Hi all, new guy.
I've been on yotatech for the last couple of weeks studying up on the 22r. The last Toyota I owned was a 79 corolla sr5 (fun car) but that was 18 years ago.
Its a base model, 2wd, 22r, 4 speed, odo reads 197000. "runs, registered, passed CA. smog 6 months ago, blah blah bla..."
Bought this pickup in desperation (moving and needed a work truck..I had a honda) about 8 months ago off craigslist for double its worth. It was my last option after
2 other trucks fell thru. It definitely served its purpose but I go to finally put it in my name and.... Failed everything on the pre-smog. Stolen plates on the truck. "Illegal mods" on the engine involving wood and ductape, and a host of other issues...hmm. ok! I got screwed! Ya, my fault, over it. I parked it in my backyard and forgot it. But, now I'm compelled to dump some time and a little $$$ just to fix it out of spite. Its really not what I want, (1st gen 4runner) and it should be a parts truck, however, Project 'Why Bother?' is now underway.
Ok, Here are the few pic's i took of my progress before i figured I'd start a thread.
This is the day I brought her home..
Engine bay after a quick hose down. You can see the after-market gas line coming out of the PCV on the valve cover. It was just shoved in their! Held in by a (broken!) plastic tube.
Removed valve cover to check chain guides. Cant see in this pic but they were gone.
This is a picture of my first mistake. Its the head sitting on my bench, days before I realized I should have done a compression check first.
Here's the thermostat housing. No thermostat was installed and temperature sending unit wires were cut at the harness.
Doin some cleaning.
Got it down to the block. (no engine hoist yet)
At one point I got a little nervous about taking the springs and valves out to clean and change the valve steam seals, so i took a bunch of pics. It turned out to be a simple process, so I made a quick "how-to" or at least a, "how-I-did-it" Hope it helps someone.
1. Attach my napa spring compressor
2. Compressed the spring, gave it a little bump on the head with my fist and the spring dropped to the head exposing the 2 keepers (crescent shaped things.)
3. Remove said keepers.
4. Here's what came off so far.

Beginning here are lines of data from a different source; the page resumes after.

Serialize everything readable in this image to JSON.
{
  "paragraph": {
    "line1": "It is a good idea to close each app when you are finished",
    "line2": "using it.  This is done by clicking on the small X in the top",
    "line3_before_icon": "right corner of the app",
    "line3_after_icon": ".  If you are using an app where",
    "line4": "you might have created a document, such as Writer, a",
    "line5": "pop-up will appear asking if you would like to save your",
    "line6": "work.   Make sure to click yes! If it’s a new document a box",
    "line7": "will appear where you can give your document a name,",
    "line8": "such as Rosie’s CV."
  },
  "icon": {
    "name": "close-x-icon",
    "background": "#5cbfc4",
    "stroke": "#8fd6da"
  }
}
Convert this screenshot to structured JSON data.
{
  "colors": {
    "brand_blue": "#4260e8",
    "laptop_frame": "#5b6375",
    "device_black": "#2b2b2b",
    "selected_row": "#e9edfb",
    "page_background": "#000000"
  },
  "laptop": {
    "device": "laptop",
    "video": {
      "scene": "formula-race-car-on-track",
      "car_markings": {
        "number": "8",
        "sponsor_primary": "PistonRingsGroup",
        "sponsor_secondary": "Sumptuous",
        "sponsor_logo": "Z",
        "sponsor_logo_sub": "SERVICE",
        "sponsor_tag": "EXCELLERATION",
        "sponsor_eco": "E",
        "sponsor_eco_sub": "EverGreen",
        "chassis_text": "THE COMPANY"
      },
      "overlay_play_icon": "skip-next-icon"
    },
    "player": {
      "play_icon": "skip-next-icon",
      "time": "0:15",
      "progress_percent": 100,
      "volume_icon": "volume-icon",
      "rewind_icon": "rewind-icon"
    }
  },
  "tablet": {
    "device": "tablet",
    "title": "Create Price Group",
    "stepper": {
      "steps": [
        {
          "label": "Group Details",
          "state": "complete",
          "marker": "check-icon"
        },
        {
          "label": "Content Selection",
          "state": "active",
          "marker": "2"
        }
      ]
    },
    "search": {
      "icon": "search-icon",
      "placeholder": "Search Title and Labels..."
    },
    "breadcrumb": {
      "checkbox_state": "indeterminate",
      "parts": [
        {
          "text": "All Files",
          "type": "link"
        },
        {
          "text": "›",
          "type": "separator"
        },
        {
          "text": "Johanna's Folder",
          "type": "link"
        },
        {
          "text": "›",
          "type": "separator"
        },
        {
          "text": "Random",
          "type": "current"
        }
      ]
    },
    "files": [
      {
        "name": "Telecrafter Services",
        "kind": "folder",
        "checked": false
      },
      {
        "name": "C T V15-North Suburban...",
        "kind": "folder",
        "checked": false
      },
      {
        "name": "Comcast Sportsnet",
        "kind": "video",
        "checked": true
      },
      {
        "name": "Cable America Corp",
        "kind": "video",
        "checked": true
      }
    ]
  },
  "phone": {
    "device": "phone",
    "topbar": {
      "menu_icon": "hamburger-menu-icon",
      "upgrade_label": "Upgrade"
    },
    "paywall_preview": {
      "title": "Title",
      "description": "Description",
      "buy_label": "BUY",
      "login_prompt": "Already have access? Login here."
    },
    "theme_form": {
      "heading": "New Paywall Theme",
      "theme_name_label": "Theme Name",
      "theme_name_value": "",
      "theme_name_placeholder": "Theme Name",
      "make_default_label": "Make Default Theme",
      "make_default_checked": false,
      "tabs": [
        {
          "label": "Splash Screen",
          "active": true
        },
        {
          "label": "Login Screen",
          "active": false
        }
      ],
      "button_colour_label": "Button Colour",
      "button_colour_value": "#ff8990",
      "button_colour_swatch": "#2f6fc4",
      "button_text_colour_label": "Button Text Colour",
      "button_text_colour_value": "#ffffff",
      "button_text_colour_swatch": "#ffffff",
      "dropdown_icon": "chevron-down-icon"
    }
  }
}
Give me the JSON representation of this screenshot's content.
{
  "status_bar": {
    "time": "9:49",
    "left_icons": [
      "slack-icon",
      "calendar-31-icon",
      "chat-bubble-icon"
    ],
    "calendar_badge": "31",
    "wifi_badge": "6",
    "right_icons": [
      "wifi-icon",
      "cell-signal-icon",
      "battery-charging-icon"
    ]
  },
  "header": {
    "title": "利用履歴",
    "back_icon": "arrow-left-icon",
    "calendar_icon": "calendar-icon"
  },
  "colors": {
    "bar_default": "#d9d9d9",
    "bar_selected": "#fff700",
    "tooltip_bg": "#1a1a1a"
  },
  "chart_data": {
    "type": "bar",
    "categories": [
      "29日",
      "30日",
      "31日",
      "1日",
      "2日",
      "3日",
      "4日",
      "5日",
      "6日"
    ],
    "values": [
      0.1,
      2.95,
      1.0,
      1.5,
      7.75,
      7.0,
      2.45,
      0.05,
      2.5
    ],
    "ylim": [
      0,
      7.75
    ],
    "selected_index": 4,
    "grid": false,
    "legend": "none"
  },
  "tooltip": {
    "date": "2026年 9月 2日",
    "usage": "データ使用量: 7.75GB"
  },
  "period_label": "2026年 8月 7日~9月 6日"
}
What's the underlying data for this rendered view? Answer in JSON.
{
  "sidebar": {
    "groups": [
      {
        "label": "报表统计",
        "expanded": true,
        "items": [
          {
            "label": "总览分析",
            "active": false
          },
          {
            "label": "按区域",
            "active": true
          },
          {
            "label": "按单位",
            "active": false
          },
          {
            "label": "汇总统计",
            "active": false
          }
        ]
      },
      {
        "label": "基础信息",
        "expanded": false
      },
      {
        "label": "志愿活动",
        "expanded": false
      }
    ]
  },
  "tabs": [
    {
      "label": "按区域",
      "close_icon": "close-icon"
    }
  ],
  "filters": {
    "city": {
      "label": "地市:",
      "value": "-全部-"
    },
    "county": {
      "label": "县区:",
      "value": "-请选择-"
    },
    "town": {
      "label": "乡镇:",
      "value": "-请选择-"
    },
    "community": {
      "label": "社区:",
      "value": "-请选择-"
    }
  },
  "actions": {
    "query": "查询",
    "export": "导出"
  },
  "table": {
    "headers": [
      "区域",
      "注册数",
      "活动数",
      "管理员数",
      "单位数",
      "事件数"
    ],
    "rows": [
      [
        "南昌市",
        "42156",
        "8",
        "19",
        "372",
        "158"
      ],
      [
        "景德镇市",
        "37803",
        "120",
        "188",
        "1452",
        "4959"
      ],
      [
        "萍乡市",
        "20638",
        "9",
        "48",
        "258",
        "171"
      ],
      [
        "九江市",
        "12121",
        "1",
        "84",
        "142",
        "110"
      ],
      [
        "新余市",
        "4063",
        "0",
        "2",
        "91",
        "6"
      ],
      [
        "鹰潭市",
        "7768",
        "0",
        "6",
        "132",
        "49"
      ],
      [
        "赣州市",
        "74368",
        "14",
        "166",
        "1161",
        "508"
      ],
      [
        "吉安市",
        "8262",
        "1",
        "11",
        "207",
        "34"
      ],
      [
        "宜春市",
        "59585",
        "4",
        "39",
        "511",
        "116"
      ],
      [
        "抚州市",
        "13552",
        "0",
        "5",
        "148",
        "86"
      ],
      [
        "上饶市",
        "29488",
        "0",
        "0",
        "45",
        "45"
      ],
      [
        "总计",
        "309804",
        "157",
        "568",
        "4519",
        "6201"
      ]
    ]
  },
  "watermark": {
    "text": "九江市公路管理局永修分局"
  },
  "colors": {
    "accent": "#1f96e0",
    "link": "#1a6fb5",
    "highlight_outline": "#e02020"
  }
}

5. Between the spring and the head is this metal ring. Mine took some gentle prying to get off.
6. Pulled the valve through the bottom of the head. All but one exhaust valve came out really smooth.
7. Remove old valve steam guide seals. I did it with a pair of pliers and a light grip. They came off easy.
Now, Put it back together.
8. Two drops of oil smeared in the seal and around the guide, I pushed the new seal on at a slight degree, rocked and twisted it with my fingers until it seated against the valve guide. *Kinda hard to tell if its seated because of the rubber like material, in fact, this is the only thing I wasn't 100% on. Should I tap them down? They 'feel' right tho..
9. I lightly oiled and re-installed the valve (same guid it came out of/same way it came out) and re-installed the metal ring. Just set it in their, best side down.
10. With the head sitting flat on the table, I used wadded-up rag in the combustion chamber to keep the valve from sliding down. Put the compressed spring (& retainer ring) in it's home. Lightly coat the 2 valve keepers (crescent shaped things) with motor oil and placed them (tapered side towards head) in the valve steam grove. Lift up on the spring (via tool) to hold the keepers in place and carefully de-compressed spring. I wiggled and pushed in each completed valve to make sure everything was seated correctly.
11. Repeat steps 1-10 eight times.
Ok, that took most my Saturday. Thats all for now.